Work to be completed:
What follows is a listing; give it again exactly, in its entirety.
===
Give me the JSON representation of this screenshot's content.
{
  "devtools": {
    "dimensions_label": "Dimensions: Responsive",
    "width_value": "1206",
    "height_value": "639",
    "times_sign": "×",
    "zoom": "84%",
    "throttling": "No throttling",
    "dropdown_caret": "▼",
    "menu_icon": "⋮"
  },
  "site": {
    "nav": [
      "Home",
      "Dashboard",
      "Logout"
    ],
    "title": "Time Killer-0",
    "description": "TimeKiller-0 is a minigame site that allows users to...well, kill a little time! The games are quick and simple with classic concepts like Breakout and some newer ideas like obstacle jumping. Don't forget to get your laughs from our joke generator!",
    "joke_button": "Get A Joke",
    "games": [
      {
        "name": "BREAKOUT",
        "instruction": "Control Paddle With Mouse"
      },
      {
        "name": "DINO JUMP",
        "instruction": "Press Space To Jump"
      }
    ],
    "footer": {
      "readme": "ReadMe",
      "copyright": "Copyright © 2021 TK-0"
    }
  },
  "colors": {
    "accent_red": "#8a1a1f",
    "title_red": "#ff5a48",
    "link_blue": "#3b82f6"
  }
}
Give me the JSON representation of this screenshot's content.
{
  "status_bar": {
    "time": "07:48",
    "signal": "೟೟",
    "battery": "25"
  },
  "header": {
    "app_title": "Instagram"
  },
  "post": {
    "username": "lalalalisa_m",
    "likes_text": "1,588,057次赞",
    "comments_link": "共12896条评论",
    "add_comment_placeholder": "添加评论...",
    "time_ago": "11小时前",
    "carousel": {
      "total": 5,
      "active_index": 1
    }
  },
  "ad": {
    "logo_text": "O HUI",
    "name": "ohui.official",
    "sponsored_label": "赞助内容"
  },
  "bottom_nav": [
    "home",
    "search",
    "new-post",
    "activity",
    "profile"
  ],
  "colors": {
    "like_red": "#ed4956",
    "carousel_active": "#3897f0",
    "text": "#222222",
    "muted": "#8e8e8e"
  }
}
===
Result of this task:
Give me the JSON representation of this screenshot's content.
{
  "devtools": {
    "dimensions_label": "Dimensions: Responsive",
    "width_value": "1206",
    "height_value": "639",
    "times_sign": "×",
    "zoom": "84%",
    "throttling": "No throttling",
    "dropdown_caret": "▼",
    "menu_icon": "⋮"
  },
  "site": {
    "nav": [
      "Home",
      "Dashboard",
      "Logout"
    ],
    "title": "Time Killer-0",
    "description": "TimeKiller-0 is a minigame site that allows users to...well, kill a little time! The games are quick and simple with classic concepts like Breakout and some newer ideas like obstacle jumping. Don't forget to get your laughs from our joke generator!",
    "joke_button": "Get A Joke",
    "games": [
      {
        "name": "BREAKOUT",
        "instruction": "Control Paddle With Mouse"
      },
      {
        "name": "DINO JUMP",
        "instruction": "Press Space To Jump"
      }
    ],
    "footer": {
      "readme": "ReadMe",
      "copyright": "Copyright © 2021 TK-0"
    }
  },
  "colors": {
    "accent_red": "#8a1a1f",
    "title_red": "#ff5a48",
    "link_blue": "#3b82f6"
  }
}
Give me the JSON representation of this screenshot's content.
{
  "status_bar": {
    "time": "07:48",
    "signal": "೟೟",
    "battery": "25"
  },
  "header": {
    "app_title": "Instagram"
  },
  "post": {
    "username": "lalalalisa_m",
    "likes_text": "1,588,057次赞",
    "comments_link": "共12896条评论",
    "add_comment_placeholder": "添加评论...",
    "time_ago": "11小时前",
    "carousel": {
      "total": 5,
      "active_index": 1
    }
  },
  "ad": {
    "logo_text": "O HUI",
    "name": "ohui.official",
    "sponsored_label": "赞助内容"
  },
  "bottom_nav": [
    "home",
    "search",
    "new-post",
    "activity",
    "profile"
  ],
  "colors": {
    "like_red": "#ed4956",
    "carousel_active": "#3897f0",
    "text": "#222222",
    "muted": "#8e8e8e"
  }
}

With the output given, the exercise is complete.